Ask trusted loved ones for help: The presence of a friend or family member at doctors’ appointments can ease the burden of obtaining so much information — especially at the first few appointments.
Ask questions to get what you need: Asking questions is important because it ultimately helps you make the right choice for you. Read More.
“If you want to get good care and live as fully as possible during and after cancer treatment, you must advocate for yourself to your healthcare team. Your physicians and nurses can respond with expertise and compassion only if they understand what you’re experiencing and worrying about. Here’s the thing: They depend on you to tell them. I know this as both a 25-year cancer survivor and a physician.
In my office, despite my efforts to encourage patients to share everything, occasionally patients kept their symptoms, concerns or questions to themselves. Their silence both frustrated and puzzled me. Then my cancer diagnosis yanked me to the other side of the stethoscope where I found myself hesitating to tell my physicians about certain symptoms or worries. Insights and affirmations—and practice! —have helped me overcome common obstacles to self-advocacy. ... Cancer care is a shared mission. Through self-advocacy, we enable our physicians and nurses to provide us the best care, which increases our chance of achieving the best possible outcome today, tomorrow and every day.” Read More.
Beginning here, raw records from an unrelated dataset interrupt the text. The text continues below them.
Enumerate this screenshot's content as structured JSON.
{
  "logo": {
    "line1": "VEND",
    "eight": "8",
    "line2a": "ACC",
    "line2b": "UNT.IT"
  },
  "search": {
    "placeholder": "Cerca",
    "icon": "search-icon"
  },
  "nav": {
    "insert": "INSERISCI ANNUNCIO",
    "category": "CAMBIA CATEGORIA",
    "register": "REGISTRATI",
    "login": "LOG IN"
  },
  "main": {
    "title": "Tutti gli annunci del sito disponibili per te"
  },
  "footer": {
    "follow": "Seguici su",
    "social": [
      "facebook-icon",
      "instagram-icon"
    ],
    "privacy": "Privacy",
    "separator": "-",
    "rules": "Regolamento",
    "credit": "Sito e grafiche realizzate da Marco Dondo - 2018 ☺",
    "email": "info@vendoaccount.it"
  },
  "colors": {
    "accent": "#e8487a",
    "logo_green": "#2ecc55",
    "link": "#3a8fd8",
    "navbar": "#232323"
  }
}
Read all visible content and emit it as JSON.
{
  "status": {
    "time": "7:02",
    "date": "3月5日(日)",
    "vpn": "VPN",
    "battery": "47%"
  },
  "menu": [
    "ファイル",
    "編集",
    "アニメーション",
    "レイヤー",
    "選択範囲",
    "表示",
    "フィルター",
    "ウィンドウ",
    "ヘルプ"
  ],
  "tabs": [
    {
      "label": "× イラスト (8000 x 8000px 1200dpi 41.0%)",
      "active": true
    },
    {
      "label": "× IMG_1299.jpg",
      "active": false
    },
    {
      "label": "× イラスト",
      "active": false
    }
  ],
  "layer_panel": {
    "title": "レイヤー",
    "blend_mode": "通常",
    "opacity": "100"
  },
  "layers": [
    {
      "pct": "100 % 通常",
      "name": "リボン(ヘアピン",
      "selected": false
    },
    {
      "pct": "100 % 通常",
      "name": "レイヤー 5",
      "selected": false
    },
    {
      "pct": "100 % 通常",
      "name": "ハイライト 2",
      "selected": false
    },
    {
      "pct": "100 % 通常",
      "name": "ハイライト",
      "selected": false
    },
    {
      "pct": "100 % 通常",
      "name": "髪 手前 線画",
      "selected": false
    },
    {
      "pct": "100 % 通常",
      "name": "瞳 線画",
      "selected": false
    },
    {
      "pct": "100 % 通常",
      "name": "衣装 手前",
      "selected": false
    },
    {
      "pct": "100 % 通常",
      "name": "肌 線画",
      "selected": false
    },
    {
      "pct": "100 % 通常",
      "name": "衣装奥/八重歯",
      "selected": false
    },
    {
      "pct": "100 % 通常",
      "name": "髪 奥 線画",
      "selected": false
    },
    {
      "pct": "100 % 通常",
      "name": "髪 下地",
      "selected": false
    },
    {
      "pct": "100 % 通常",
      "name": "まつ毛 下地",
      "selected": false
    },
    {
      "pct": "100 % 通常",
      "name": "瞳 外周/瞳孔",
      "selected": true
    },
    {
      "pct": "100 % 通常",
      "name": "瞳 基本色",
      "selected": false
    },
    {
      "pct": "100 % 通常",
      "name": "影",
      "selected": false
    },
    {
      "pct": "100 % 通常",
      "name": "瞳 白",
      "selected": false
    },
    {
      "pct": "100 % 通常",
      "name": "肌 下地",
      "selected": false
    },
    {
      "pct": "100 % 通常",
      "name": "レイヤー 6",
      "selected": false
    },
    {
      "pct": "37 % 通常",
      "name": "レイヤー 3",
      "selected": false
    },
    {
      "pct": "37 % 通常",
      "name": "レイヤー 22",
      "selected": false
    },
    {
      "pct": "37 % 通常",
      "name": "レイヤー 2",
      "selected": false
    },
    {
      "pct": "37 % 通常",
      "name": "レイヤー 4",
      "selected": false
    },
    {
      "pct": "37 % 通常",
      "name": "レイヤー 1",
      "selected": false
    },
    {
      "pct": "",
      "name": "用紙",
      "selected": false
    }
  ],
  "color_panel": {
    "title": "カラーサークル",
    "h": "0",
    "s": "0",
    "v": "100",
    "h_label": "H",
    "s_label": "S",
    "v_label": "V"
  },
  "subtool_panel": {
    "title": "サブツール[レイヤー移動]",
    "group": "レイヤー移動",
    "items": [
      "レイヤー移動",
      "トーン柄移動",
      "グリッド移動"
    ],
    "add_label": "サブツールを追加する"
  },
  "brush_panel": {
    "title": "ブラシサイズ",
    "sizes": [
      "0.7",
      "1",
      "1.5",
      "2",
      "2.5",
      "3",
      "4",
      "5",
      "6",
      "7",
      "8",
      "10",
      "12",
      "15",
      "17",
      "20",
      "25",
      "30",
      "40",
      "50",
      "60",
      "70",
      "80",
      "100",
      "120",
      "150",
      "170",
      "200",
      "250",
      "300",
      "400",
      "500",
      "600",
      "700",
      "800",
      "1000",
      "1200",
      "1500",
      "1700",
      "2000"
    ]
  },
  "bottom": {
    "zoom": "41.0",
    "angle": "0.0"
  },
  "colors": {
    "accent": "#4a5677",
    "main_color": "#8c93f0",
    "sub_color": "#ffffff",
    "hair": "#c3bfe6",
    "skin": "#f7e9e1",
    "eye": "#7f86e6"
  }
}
“It's not just your health you may need to advocate for, but your pocketbook as well. With the vast variety of insurance plans, most of which have different limits and tiers of treatment, your choices for a treatment plan may go beyond your personal preferences. Talk with your insurance company about any areas which leave you feeling uncertain, and ask for your case to be reviewed if you think you fall under an exception to one of the rules.
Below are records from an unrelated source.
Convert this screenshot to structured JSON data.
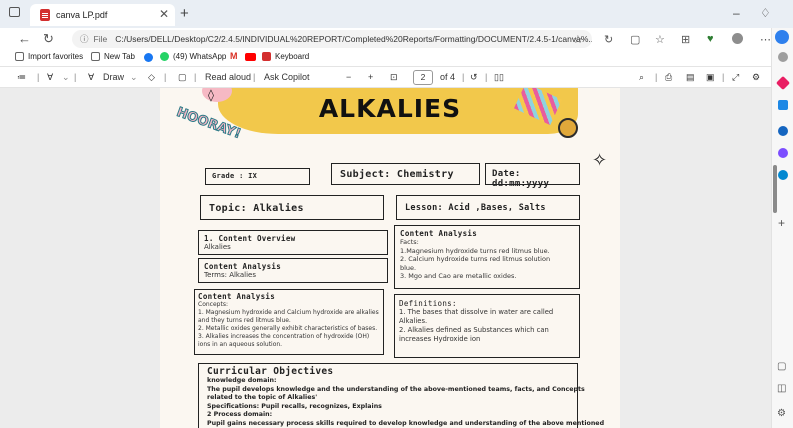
{
  "browser": {
    "tab_title": "canva LP.pdf",
    "url_label": "File",
    "url": "C:/Users/DELL/Desktop/C2/2.4.5/INDIVIDUAL%20REPORT/Completed%20Reports/Formatting/DOCUMENT/2.4.5-1/canva%..."
  },
  "favorites": [
    {
      "label": "Import favorites"
    },
    {
      "label": "New Tab"
    },
    {
      "label": "(49) WhatsApp"
    },
    {
      "label": "Keyboard"
    }
  ],
  "pdf_toolbar": {
    "draw": "Draw",
    "read_aloud": "Read aloud",
    "ask_copilot": "Ask Copilot",
    "page_current": "2",
    "page_total": "of 4"
  },
  "doc": {
    "title": "ALKALIES",
    "hooray": "HOORAY!",
    "grade": "Grade : IX",
    "subject": "Subject: Chemistry",
    "date": "Date: dd:mm:yyyy",
    "topic": "Topic: Alkalies",
    "lesson": "Lesson: Acid ,Bases, Salts",
    "overview_title": "1. Content Overview",
    "overview_text": "Alkalies",
    "analysis1_title": "Content Analysis",
    "analysis1_text": "Terms: Alkalies",
    "analysis2_title": "Content Analysis",
    "analysis2_lines": [
      "Concepts:",
      "1. Magnesium hydroxide and Calcium hydroxide are alkalies",
      "and they turns red litmus blue.",
      "2. Metallic oxides generally exhibit characteristics of bases.",
      "3. Alkalies increases the concentration of hydroxide (OH)",
      "ions in an aqueous solution."
    ],
    "analysis3_title": "Content Analysis",
    "analysis3_lines": [
      "Facts:",
      "1.Magnesium hydroxide turns red litmus blue.",
      "2. Calcium hydroxide turns red litmus solution",
      "blue.",
      "3. Mgo and Cao are metallic oxides."
    ],
    "definitions_title": "Definitions:",
    "definitions_lines": [
      "1. The bases that dissolve in water are called",
      "Alkalies.",
      "2. Alkalies defined as Substances which can",
      "increases Hydroxide ion"
    ],
    "objectives_title": "Curricular Objectives",
    "objectives_lines": [
      "knowledge domain:",
      "The pupil develops knowledge and  the understanding of the above-mentioned teams, facts, and Concepts",
      "related  to the topic of Alkalies'",
      "Specifications: Pupil recalls, recognizes, Explains",
      "2 Process domain:",
      "Pupil gains necessary process skills required to develop knowledge and understanding of the above mentioned"
    ]
  }
}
If you don't understand your bill or see charges you don't expect, don't just accept it. Make a phone call. Sometimes silly mix-ups can cause an insurance claim denial, even something as simple as having your birth date entered incorrectly on a clinic form. Check out these tips on how to fight an insurance claim denial.
Some people may wish to consider hiring a medical billing advocate when overwhelmed with the whole insurance process. You may not understand your bills, be swamped with those your insurance is refusing to pay or be so ill that the thought of sorting through those papers is just too draining.” Read More.
“Know your rights. Even though you’re a patient, you still have rights. The internet is so overwhelming that it’s often hard to filter out the helpful sites from the not so helpful sites. Rethink Breast Cancer has developed a set of 10 care guidelines for newly diagnosed women.
Having someone on the ‘inside’ is also helpful. Depending on where you are treated there may be a nurse/patient navigator who is there to guide you through your cancer journey. This person may be able to help with setting up appointments, answer your questions, or just be there to listen. Sometimes you are referred to a navigator and sometimes the onus is on you to seek one out. At your first appointment, ask if there is a navigator available to assist you with questions you may have or in making difficult treatment choices. And speaking of questions…
There are no dumb questions! Write down questions as they pop into your head, then a day or so before your appointment go over the questions to make sure you aren't missing anything. Some patients feel like they are taking up too much of the doctor’s time if they have a laundry list of questions to ask. You may want to confirm with your doctor at the beginning of your appointment how much time you have. Let the doctor know that you would like to take 10 minutes at the end of the appointment to answer any questions you have that may not be covered during the appointment.” Read More.